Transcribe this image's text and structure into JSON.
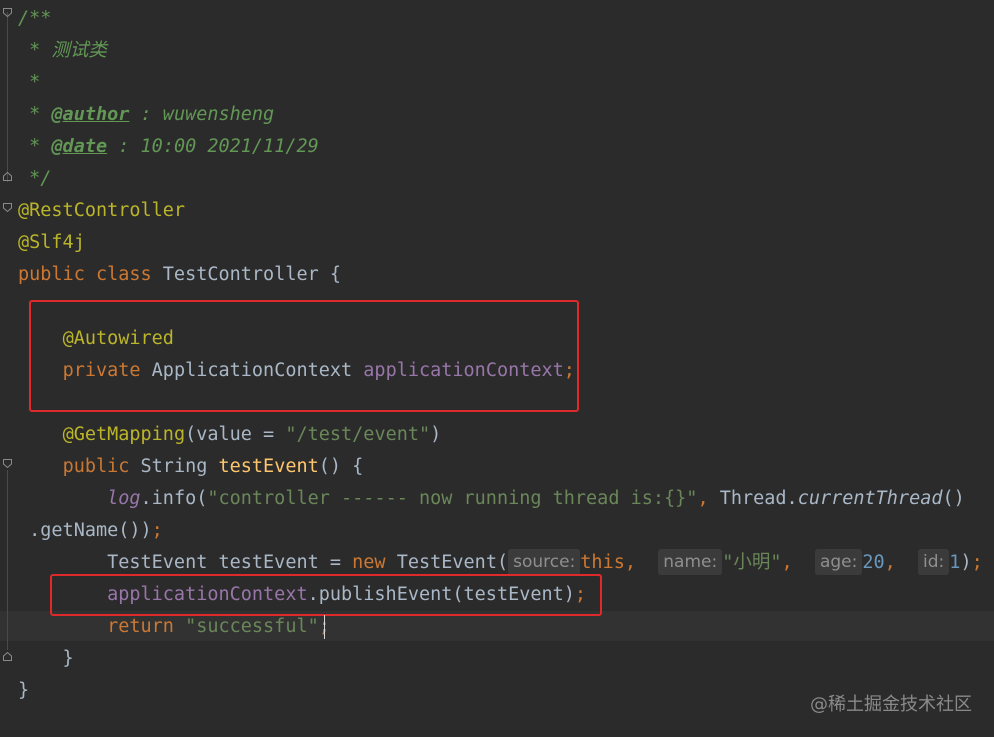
{
  "editor": {
    "lines": [
      [
        {
          "t": "/**",
          "c": "c-doc"
        }
      ],
      [
        {
          "t": " * 测试类",
          "c": "c-doc"
        }
      ],
      [
        {
          "t": " *",
          "c": "c-doc"
        }
      ],
      [
        {
          "t": " * ",
          "c": "c-doc"
        },
        {
          "t": "@author",
          "c": "c-tag"
        },
        {
          "t": " : wuwensheng",
          "c": "c-doc"
        }
      ],
      [
        {
          "t": " * ",
          "c": "c-doc"
        },
        {
          "t": "@date",
          "c": "c-tag"
        },
        {
          "t": " : 10:00 2021/11/29",
          "c": "c-doc"
        }
      ],
      [
        {
          "t": " */",
          "c": "c-doc"
        }
      ],
      [
        {
          "t": "@RestController",
          "c": "c-ann"
        }
      ],
      [
        {
          "t": "@Slf4j",
          "c": "c-ann"
        }
      ],
      [
        {
          "t": "public class ",
          "c": "c-kw"
        },
        {
          "t": "TestController {",
          "c": "c-txt"
        }
      ],
      [],
      [
        {
          "t": "    "
        },
        {
          "t": "@Autowired",
          "c": "c-ann"
        }
      ],
      [
        {
          "t": "    "
        },
        {
          "t": "private ",
          "c": "c-kw"
        },
        {
          "t": "ApplicationContext ",
          "c": "c-txt"
        },
        {
          "t": "applicationContext",
          "c": "c-fld"
        },
        {
          "t": ";",
          "c": "c-kw"
        }
      ],
      [],
      [
        {
          "t": "    "
        },
        {
          "t": "@GetMapping",
          "c": "c-ann"
        },
        {
          "t": "(value = ",
          "c": "c-txt"
        },
        {
          "t": "\"/test/event\"",
          "c": "c-str"
        },
        {
          "t": ")",
          "c": "c-txt"
        }
      ],
      [
        {
          "t": "    "
        },
        {
          "t": "public ",
          "c": "c-kw"
        },
        {
          "t": "String ",
          "c": "c-txt"
        },
        {
          "t": "testEvent",
          "c": "c-fn"
        },
        {
          "t": "() {",
          "c": "c-txt"
        }
      ],
      [
        {
          "t": "        "
        },
        {
          "t": "log",
          "c": "c-fldi"
        },
        {
          "t": ".info(",
          "c": "c-txt"
        },
        {
          "t": "\"controller ------ now running thread is:{}\"",
          "c": "c-str"
        },
        {
          "t": ", ",
          "c": "c-kw"
        },
        {
          "t": "Thread.",
          "c": "c-txt"
        },
        {
          "t": "currentThread",
          "c": "c-ital"
        },
        {
          "t": "()",
          "c": "c-txt"
        }
      ],
      [
        {
          "t": " .getName())",
          "c": "c-txt"
        },
        {
          "t": ";",
          "c": "c-kw"
        }
      ],
      [
        {
          "t": "        "
        },
        {
          "t": "TestEvent testEvent = ",
          "c": "c-txt"
        },
        {
          "t": "new ",
          "c": "c-kw"
        },
        {
          "t": "TestEvent(",
          "c": "c-txt"
        },
        {
          "hint": "source:"
        },
        {
          "t": "this",
          "c": "c-kw"
        },
        {
          "t": ",  ",
          "c": "c-kw"
        },
        {
          "hint": "name:"
        },
        {
          "t": "\"小明\"",
          "c": "c-str"
        },
        {
          "t": ",  ",
          "c": "c-kw"
        },
        {
          "hint": "age:"
        },
        {
          "t": "20",
          "c": "c-num"
        },
        {
          "t": ",  ",
          "c": "c-kw"
        },
        {
          "hint": "id:"
        },
        {
          "t": "1",
          "c": "c-num"
        },
        {
          "t": ")",
          "c": "c-txt"
        },
        {
          "t": ";",
          "c": "c-kw"
        }
      ],
      [
        {
          "t": "        "
        },
        {
          "t": "applicationContext",
          "c": "c-fld"
        },
        {
          "t": ".publishEvent(testEvent)",
          "c": "c-txt"
        },
        {
          "t": ";",
          "c": "c-kw"
        }
      ],
      [
        {
          "t": "        "
        },
        {
          "t": "return ",
          "c": "c-kw"
        },
        {
          "t": "\"successful\"",
          "c": "c-str"
        },
        {
          "t": ";",
          "c": "c-kw"
        }
      ],
      [
        {
          "t": "    }",
          "c": "c-txt"
        }
      ],
      [
        {
          "t": "}",
          "c": "c-txt"
        }
      ]
    ]
  },
  "watermark": "@稀土掘金技术社区",
  "colors": {
    "background": "#2b2b2b",
    "highlight_box": "#e0292b",
    "doc_comment": "#629755",
    "annotation": "#bbb529",
    "keyword": "#cc7832",
    "field": "#9876aa",
    "string": "#6a8759",
    "number": "#6897bb",
    "method": "#ffc66d"
  },
  "icons": [
    "fold-marker-icon"
  ]
}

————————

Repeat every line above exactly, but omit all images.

Transcribe this image's text and structure into JSON.
{
  "editor": {
    "lines": [
      [
        {
          "t": "/**",
          "c": "c-doc"
        }
      ],
      [
        {
          "t": " * 测试类",
          "c": "c-doc"
        }
      ],
      [
        {
          "t": " *",
          "c": "c-doc"
        }
      ],
      [
        {
          "t": " * ",
          "c": "c-doc"
        },
        {
          "t": "@author",
          "c": "c-tag"
        },
        {
          "t": " : wuwensheng",
          "c": "c-doc"
        }
      ],
      [
        {
          "t": " * ",
          "c": "c-doc"
        },
        {
          "t": "@date",
          "c": "c-tag"
        },
        {
          "t": " : 10:00 2021/11/29",
          "c": "c-doc"
        }
      ],
      [
        {
          "t": " */",
          "c": "c-doc"
        }
      ],
      [
        {
          "t": "@RestController",
          "c": "c-ann"
        }
      ],
      [
        {
          "t": "@Slf4j",
          "c": "c-ann"
        }
      ],
      [
        {
          "t": "public class ",
          "c": "c-kw"
        },
        {
          "t": "TestController {",
          "c": "c-txt"
        }
      ],
      [],
      [
        {
          "t": "    "
        },
        {
          "t": "@Autowired",
          "c": "c-ann"
        }
      ],
      [
        {
          "t": "    "
        },
        {
          "t": "private ",
          "c": "c-kw"
        },
        {
          "t": "ApplicationContext ",
          "c": "c-txt"
        },
        {
          "t": "applicationContext",
          "c": "c-fld"
        },
        {
          "t": ";",
          "c": "c-kw"
        }
      ],
      [],
      [
        {
          "t": "    "
        },
        {
          "t": "@GetMapping",
          "c": "c-ann"
        },
        {
          "t": "(value = ",
          "c": "c-txt"
        },
        {
          "t": "\"/test/event\"",
          "c": "c-str"
        },
        {
          "t": ")",
          "c": "c-txt"
        }
      ],
      [
        {
          "t": "    "
        },
        {
          "t": "public ",
          "c": "c-kw"
        },
        {
          "t": "String ",
          "c": "c-txt"
        },
        {
          "t": "testEvent",
          "c": "c-fn"
        },
        {
          "t": "() {",
          "c": "c-txt"
        }
      ],
      [
        {
          "t": "        "
        },
        {
          "t": "log",
          "c": "c-fldi"
        },
        {
          "t": ".info(",
          "c": "c-txt"
        },
        {
          "t": "\"controller ------ now running thread is:{}\"",
          "c": "c-str"
        },
        {
          "t": ", ",
          "c": "c-kw"
        },
        {
          "t": "Thread.",
          "c": "c-txt"
        },
        {
          "t": "currentThread",
          "c": "c-ital"
        },
        {
          "t": "()",
          "c": "c-txt"
        }
      ],
      [
        {
          "t": " .getName())",
          "c": "c-txt"
        },
        {
          "t": ";",
          "c": "c-kw"
        }
      ],
      [
        {
          "t": "        "
        },
        {
          "t": "TestEvent testEvent = ",
          "c": "c-txt"
        },
        {
          "t": "new ",
          "c": "c-kw"
        },
        {
          "t": "TestEvent(",
          "c": "c-txt"
        },
        {
          "hint": "source:"
        },
        {
          "t": "this",
          "c": "c-kw"
        },
        {
          "t": ",  ",
          "c": "c-kw"
        },
        {
          "hint": "name:"
        },
        {
          "t": "\"小明\"",
          "c": "c-str"
        },
        {
          "t": ",  ",
          "c": "c-kw"
        },
        {
          "hint": "age:"
        },
        {
          "t": "20",
          "c": "c-num"
        },
        {
          "t": ",  ",
          "c": "c-kw"
        },
        {
          "hint": "id:"
        },
        {
          "t": "1",
          "c": "c-num"
        },
        {
          "t": ")",
          "c": "c-txt"
        },
        {
          "t": ";",
          "c": "c-kw"
        }
      ],
      [
        {
          "t": "        "
        },
        {
          "t": "applicationContext",
          "c": "c-fld"
        },
        {
          "t": ".publishEvent(testEvent)",
          "c": "c-txt"
        },
        {
          "t": ";",
          "c": "c-kw"
        }
      ],
      [
        {
          "t": "        "
        },
        {
          "t": "return ",
          "c": "c-kw"
        },
        {
          "t": "\"successful\"",
          "c": "c-str"
        },
        {
          "t": ";",
          "c": "c-kw"
        }
      ],
      [
        {
          "t": "    }",
          "c": "c-txt"
        }
      ],
      [
        {
          "t": "}",
          "c": "c-txt"
        }
      ]
    ]
  },
  "watermark": "@稀土掘金技术社区",
  "colors": {
    "background": "#2b2b2b",
    "highlight_box": "#e0292b",
    "doc_comment": "#629755",
    "annotation": "#bbb529",
    "keyword": "#cc7832",
    "field": "#9876aa",
    "string": "#6a8759",
    "number": "#6897bb",
    "method": "#ffc66d"
  },
  "icons": [
    "fold-marker-icon"
  ]
}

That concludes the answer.